Camarotes (VIP Suites):
The Camarotes are located between the sectors, and also above the Frisas, right behind the last row (row D), and they have a perfect view to the Parade. The camarotes are by far the most exclusive place to be at the Sambodromo. They are all covered, on a high level, with great view to the parade. The Camarotes also include VIP treatment, such as drinks, buffet, and catering all night. They also have air conditioning. Camarotes are ideal for privates groups, from 12 up to 108 people. The Camarotes are spacious, with bars and sofas. They are the most expensive option as where to check out the parade and are comparable to “corporate boxes” at a soccer or football game. (to give you an idea, the pricing usually per person starts at $2,000USD) . Camarotes are quite expensive and are often frequented by the wealthiest locals or in some cases celebrities and dignitaries.

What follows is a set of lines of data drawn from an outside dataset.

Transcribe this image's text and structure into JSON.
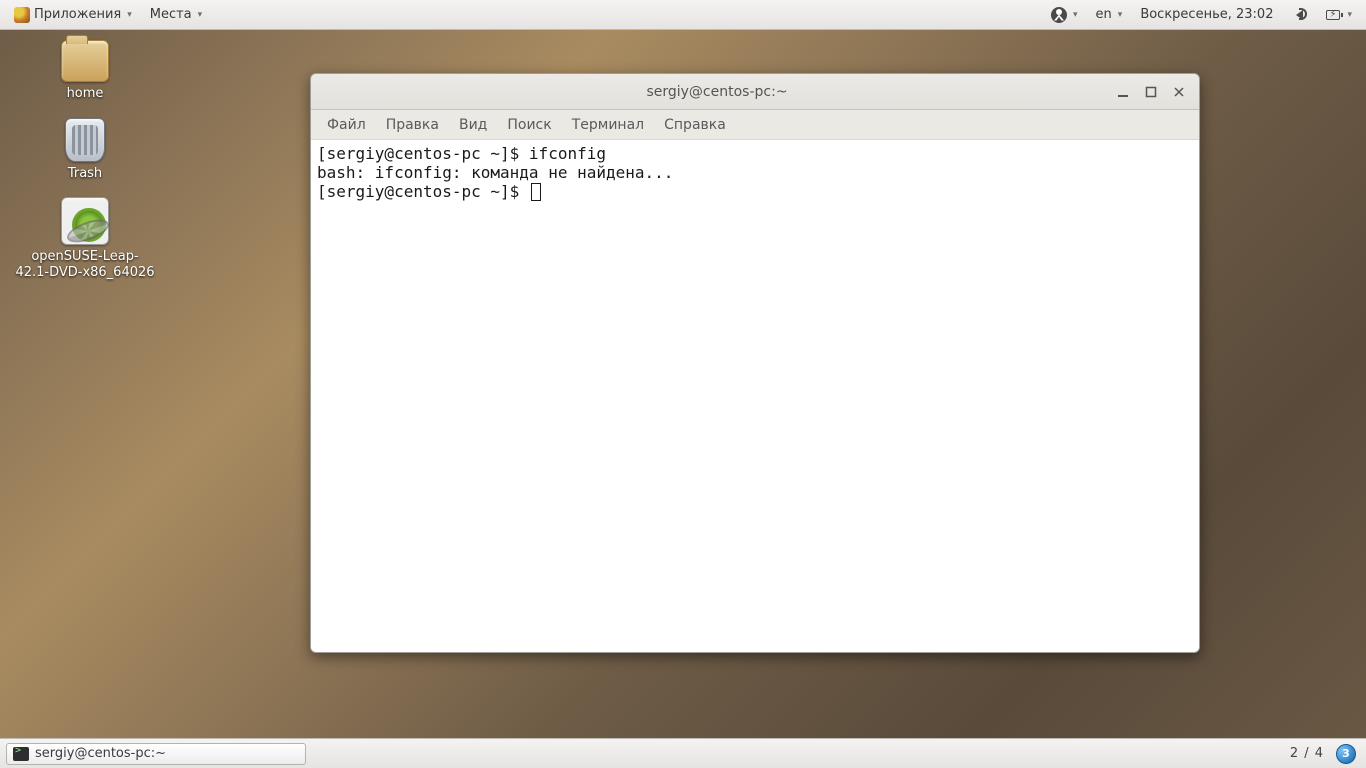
{
  "top_panel": {
    "applications_label": "Приложения",
    "places_label": "Места",
    "lang": "en",
    "clock": "Воскресенье, 23:02"
  },
  "desktop": {
    "icons": [
      {
        "label": "home"
      },
      {
        "label": "Trash"
      },
      {
        "label": "openSUSE-Leap-42.1-DVD-x86_64026"
      }
    ]
  },
  "window": {
    "title": "sergiy@centos-pc:~",
    "menu": {
      "file": "Файл",
      "edit": "Правка",
      "view": "Вид",
      "search": "Поиск",
      "terminal": "Терминал",
      "help": "Справка"
    },
    "terminal_lines": {
      "l0": "[sergiy@centos-pc ~]$ ifconfig",
      "l1": "bash: ifconfig: команда не найдена...",
      "l2": "[sergiy@centos-pc ~]$ "
    }
  },
  "bottom_panel": {
    "task_label": "sergiy@centos-pc:~",
    "workspace": "2 / 4",
    "badge": "3"
  }
}
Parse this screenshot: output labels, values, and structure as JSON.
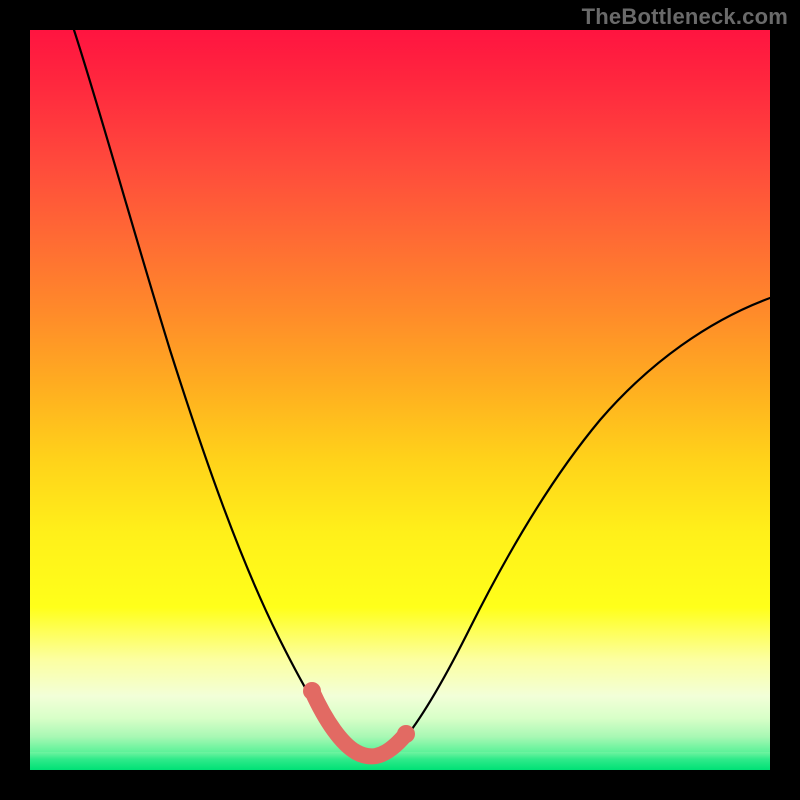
{
  "watermark": "TheBottleneck.com",
  "chart_data": {
    "type": "line",
    "title": "",
    "xlabel": "",
    "ylabel": "",
    "xlim": [
      0,
      100
    ],
    "ylim": [
      0,
      100
    ],
    "grid": false,
    "background_gradient": {
      "direction": "vertical",
      "stops": [
        {
          "pos": 0.0,
          "color": "#ff1440"
        },
        {
          "pos": 0.22,
          "color": "#ff5a3a"
        },
        {
          "pos": 0.42,
          "color": "#ff9a28"
        },
        {
          "pos": 0.6,
          "color": "#ffd21a"
        },
        {
          "pos": 0.78,
          "color": "#ffff1a"
        },
        {
          "pos": 0.88,
          "color": "#f5ffb0"
        },
        {
          "pos": 0.93,
          "color": "#c8ffb4"
        },
        {
          "pos": 0.97,
          "color": "#60f28c"
        },
        {
          "pos": 1.0,
          "color": "#00e57a"
        }
      ]
    },
    "series": [
      {
        "name": "bottleneck-curve",
        "color": "#000000",
        "x": [
          6,
          10,
          14,
          18,
          22,
          26,
          30,
          34,
          38,
          40,
          42,
          44,
          46,
          48,
          50,
          54,
          58,
          62,
          66,
          72,
          80,
          90,
          100
        ],
        "y": [
          100,
          86,
          73,
          62,
          52,
          43,
          35,
          27,
          17,
          11,
          6,
          3,
          1,
          1,
          2,
          6,
          12,
          20,
          28,
          38,
          48,
          57,
          62
        ]
      }
    ],
    "highlight_region": {
      "name": "optimal-range",
      "color": "#e26a63",
      "x": [
        38,
        40,
        42,
        44,
        46,
        48,
        50
      ],
      "y": [
        11,
        6,
        3,
        1,
        1,
        2,
        4
      ],
      "endpoints": [
        {
          "x": 38,
          "y": 11
        },
        {
          "x": 50,
          "y": 4
        }
      ]
    },
    "annotations": []
  }
}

What is the difference among the Numbered Sections?
This picture is a great example of the different sectors (click it to enlarge). Sector 1 isn’t pictured here because it’s a bleacher section right at the beginning of the parade . and is located right where the Samba School get together to prepare for the Parade before it starts. These tickets are not for sale, and are given by the schools to the community. Sectors 2 & 3 are the least expensive sectors because they are located at the beginning of the parade where the Samba Schools are just warming up.
The Sectors located in the middle towards the end (from sector 4 until 9) are the most privileged ones, with the best view of the show, but they can also be the most expensive ones. Sector 8 and 9 are probably the best, and its where most of the judges seat during the show, what make the performance of the school much better when they reach to this area. These Sectors also have allocated numbered seats.
Sector 12 and 13 have numbered chairs, which offers you the comfort of having you seat spot guaranteed for the whole night, but after the remodeling. They are located in the end of the avenue, so depending on where you seat, you might not have a full view of the show and by this point there’s no more judging happening of the School performance, what can affect the quality of it.
Even-numbered sectors 2, 4, 6 and 8 have recently been built. Although they offer the same view as the opposite odd-numbered ones, they offer newer facilities and access to a special area where live music is played. Note that Sectors 10 and 12 do not allow access to that popular space. Also note that even numbered sections do not have the ability to add transportation to/from the Sambadrome due to street closures/logistical reasons. Only odd numbered sections can have transportation included. Since the Sambadrome is a bit far from the beach area and taxis can be hard to come by or expensive, we thus recommend purchasing odd numbered sections with transportation included to avoid hassles.
Rio Carnival 2018 Sambadrome Pricing
Pricing is per person in USD$ (subject to availability)
Pricing Below is for SUNDAY OR MONDAY of Carnival
- Includes Free Secure Shuttle Transfers (to/from Sambadrome)
- Includes secure/convenient delivery of tickets to your hotel (You will not have to waste your valuable vacation time standing in lines to receive your tickets!!!)
Section 3, Bleachers: $299USD
Section 5, Bleachers: $349USD
Section 7, Bleachers: $359USD
Section 9*, Bleachers: $499USD
Notes: Pricing depends on availability and is only guaranteed once a reservation is made * Sections 3/5/7 are not numbered seats they are “first come-first serve” *Section 9 are numbered. Box seat & VIP Box pricing available upon request..****